In the currency market, the U.S. dollar is trading in the higher 157 yen-range on Wednesday.

Elsewhere in Asia, New Zealand is down 0.9 percent. All other markets including China, Hong Kong, Singapore, Malaysia, South Korea, Taiwan and Indonesia are closed for Labor Day.

On the Wall Street, stocks went down south on Tuesday, sliding lower and lower after a weak start, as concerns about inflation and uncertainty about the Fed’s interest rate moves rendered the mood bearish.

The major averages all ended sharply lower, with the Nasdaq suffering a more pronounced loss. The Dow ended down by 570.17 points or 1.49 percent at 37,815.92. The S&P 500 dropped 80.48 points or 1.57 percent to 5,035.69, while the Nasdaq tumbled 325.26 points or 2.04 percent to settle at 15,657.82.

The major European markets also moved to the downside on the day. The U.K.’s FTSE 100 edged down 0.04 percent, Germany’s DAX and France’s CAC 40 ended down 1.03 percent and 0.99 percent, respectively.

Crude oil prices drifted lower on Tuesday, weighed down by a stronger dollar, rising crude production in the U.S. and concerns about economic growth and the outlook for oil demand.
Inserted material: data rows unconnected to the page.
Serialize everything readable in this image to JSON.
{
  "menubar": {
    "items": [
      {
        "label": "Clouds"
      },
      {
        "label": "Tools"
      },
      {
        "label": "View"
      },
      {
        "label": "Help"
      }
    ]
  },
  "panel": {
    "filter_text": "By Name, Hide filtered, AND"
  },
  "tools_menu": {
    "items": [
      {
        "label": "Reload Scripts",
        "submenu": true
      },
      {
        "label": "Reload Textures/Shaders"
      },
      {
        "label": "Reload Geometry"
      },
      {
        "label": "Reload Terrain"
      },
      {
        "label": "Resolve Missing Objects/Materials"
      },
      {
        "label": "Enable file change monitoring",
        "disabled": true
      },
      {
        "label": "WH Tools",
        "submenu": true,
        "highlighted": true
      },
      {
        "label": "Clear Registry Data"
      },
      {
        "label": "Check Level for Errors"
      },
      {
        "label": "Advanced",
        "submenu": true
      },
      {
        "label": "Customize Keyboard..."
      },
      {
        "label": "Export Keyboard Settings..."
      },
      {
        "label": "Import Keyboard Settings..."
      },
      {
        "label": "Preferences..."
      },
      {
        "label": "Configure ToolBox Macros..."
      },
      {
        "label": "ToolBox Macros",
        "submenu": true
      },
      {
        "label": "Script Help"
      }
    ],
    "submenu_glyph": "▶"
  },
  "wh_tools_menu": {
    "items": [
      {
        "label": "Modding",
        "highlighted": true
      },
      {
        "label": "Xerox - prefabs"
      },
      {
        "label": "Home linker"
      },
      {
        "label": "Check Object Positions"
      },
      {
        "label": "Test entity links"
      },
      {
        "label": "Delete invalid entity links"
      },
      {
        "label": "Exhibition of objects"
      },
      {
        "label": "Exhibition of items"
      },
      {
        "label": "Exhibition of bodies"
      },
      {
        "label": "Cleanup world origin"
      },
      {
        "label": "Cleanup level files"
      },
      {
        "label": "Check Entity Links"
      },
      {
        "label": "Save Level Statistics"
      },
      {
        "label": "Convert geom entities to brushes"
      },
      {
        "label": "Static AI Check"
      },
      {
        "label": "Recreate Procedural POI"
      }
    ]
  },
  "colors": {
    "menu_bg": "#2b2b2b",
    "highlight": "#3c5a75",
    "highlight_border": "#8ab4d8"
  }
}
West Texas Intermediate Crude oil futures for June ended down by $0.70 at $81.93 a barrel.





Source link

Leave a Response